Please determine the number of lines in the material below that contain the word "решение", and state it alone.

▶ Source material:

------------------------------------------------------------------------

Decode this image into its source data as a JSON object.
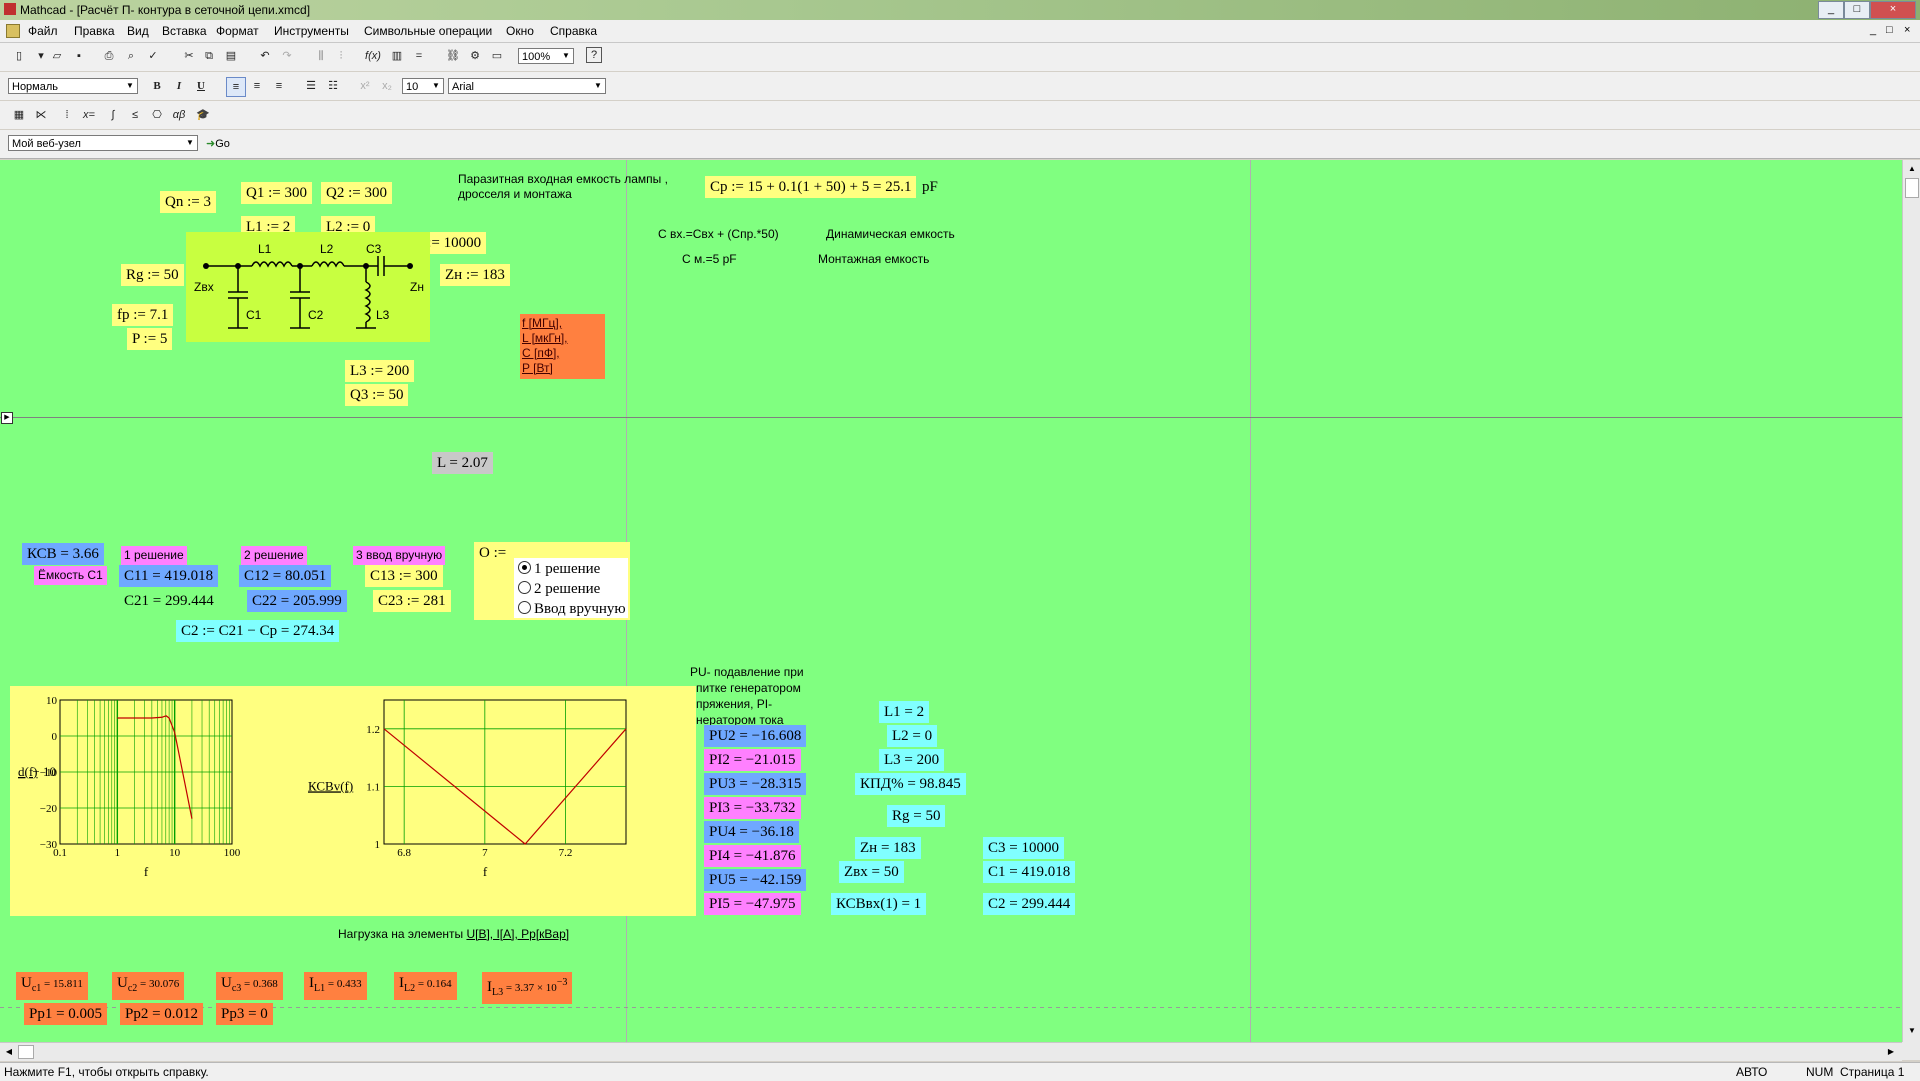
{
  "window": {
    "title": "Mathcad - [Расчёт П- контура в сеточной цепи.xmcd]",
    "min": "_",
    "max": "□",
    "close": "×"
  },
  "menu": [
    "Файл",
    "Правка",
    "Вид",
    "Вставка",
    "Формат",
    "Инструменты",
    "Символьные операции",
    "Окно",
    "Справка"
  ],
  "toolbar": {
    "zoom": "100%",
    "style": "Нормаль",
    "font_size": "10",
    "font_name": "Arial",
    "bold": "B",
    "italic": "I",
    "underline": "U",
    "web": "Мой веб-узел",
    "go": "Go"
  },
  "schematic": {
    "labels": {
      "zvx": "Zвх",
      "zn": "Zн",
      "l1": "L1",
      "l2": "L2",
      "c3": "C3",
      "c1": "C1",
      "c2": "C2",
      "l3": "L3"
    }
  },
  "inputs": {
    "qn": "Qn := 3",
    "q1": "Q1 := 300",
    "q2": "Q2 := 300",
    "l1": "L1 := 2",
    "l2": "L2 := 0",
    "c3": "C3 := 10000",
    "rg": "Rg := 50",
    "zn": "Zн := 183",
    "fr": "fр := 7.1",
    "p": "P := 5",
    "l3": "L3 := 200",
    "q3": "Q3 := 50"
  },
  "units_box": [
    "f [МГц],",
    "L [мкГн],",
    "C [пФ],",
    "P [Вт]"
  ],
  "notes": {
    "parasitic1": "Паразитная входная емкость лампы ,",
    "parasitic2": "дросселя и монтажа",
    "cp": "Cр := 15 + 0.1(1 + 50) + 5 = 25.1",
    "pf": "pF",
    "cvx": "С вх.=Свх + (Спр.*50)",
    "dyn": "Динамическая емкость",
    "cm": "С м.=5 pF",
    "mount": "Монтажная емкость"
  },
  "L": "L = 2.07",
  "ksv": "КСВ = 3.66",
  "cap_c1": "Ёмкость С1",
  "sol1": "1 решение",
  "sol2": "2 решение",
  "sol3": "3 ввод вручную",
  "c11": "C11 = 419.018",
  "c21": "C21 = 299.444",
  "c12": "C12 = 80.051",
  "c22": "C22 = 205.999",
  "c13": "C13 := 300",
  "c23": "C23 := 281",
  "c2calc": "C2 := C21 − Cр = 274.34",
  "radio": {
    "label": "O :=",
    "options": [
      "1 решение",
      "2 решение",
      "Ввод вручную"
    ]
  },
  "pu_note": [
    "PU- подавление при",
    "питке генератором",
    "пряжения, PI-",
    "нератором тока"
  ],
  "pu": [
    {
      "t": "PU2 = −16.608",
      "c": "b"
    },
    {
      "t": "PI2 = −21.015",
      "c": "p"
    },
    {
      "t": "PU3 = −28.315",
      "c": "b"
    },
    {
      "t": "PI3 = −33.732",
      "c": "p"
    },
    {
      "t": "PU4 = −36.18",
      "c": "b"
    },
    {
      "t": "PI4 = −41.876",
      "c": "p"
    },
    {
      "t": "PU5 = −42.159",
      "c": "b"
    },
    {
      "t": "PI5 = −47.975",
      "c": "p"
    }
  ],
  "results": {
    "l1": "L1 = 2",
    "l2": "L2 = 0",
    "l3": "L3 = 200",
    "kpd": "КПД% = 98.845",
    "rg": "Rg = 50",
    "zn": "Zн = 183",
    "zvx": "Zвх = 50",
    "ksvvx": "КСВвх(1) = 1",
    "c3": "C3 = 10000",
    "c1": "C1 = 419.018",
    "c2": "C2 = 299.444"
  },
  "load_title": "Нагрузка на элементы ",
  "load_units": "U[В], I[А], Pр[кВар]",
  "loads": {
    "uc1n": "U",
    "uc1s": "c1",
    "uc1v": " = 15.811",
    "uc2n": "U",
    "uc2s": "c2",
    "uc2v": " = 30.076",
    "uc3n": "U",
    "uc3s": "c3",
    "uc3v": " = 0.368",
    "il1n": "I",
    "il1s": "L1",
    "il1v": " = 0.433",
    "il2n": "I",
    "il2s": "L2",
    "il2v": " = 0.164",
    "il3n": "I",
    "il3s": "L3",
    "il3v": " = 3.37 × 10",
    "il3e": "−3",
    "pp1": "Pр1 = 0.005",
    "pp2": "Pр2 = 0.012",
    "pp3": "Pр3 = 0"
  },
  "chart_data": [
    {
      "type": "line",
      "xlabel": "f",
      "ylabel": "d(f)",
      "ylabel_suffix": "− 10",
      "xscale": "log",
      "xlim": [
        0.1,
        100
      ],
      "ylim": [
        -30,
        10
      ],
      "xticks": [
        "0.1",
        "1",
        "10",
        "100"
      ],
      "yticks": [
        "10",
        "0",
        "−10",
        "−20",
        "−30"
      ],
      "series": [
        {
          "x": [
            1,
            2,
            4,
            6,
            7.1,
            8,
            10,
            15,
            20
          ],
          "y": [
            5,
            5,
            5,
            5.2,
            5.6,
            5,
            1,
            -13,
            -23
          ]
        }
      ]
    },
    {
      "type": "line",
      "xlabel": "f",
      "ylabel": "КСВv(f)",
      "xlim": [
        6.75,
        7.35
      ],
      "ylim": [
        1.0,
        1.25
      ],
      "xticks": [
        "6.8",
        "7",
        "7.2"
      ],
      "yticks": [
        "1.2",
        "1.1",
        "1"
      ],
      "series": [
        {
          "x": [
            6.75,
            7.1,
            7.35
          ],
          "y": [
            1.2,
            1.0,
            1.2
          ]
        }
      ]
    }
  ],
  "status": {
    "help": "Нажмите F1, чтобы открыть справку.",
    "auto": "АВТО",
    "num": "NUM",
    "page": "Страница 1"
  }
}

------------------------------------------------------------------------

▶ Result of this exercise: 4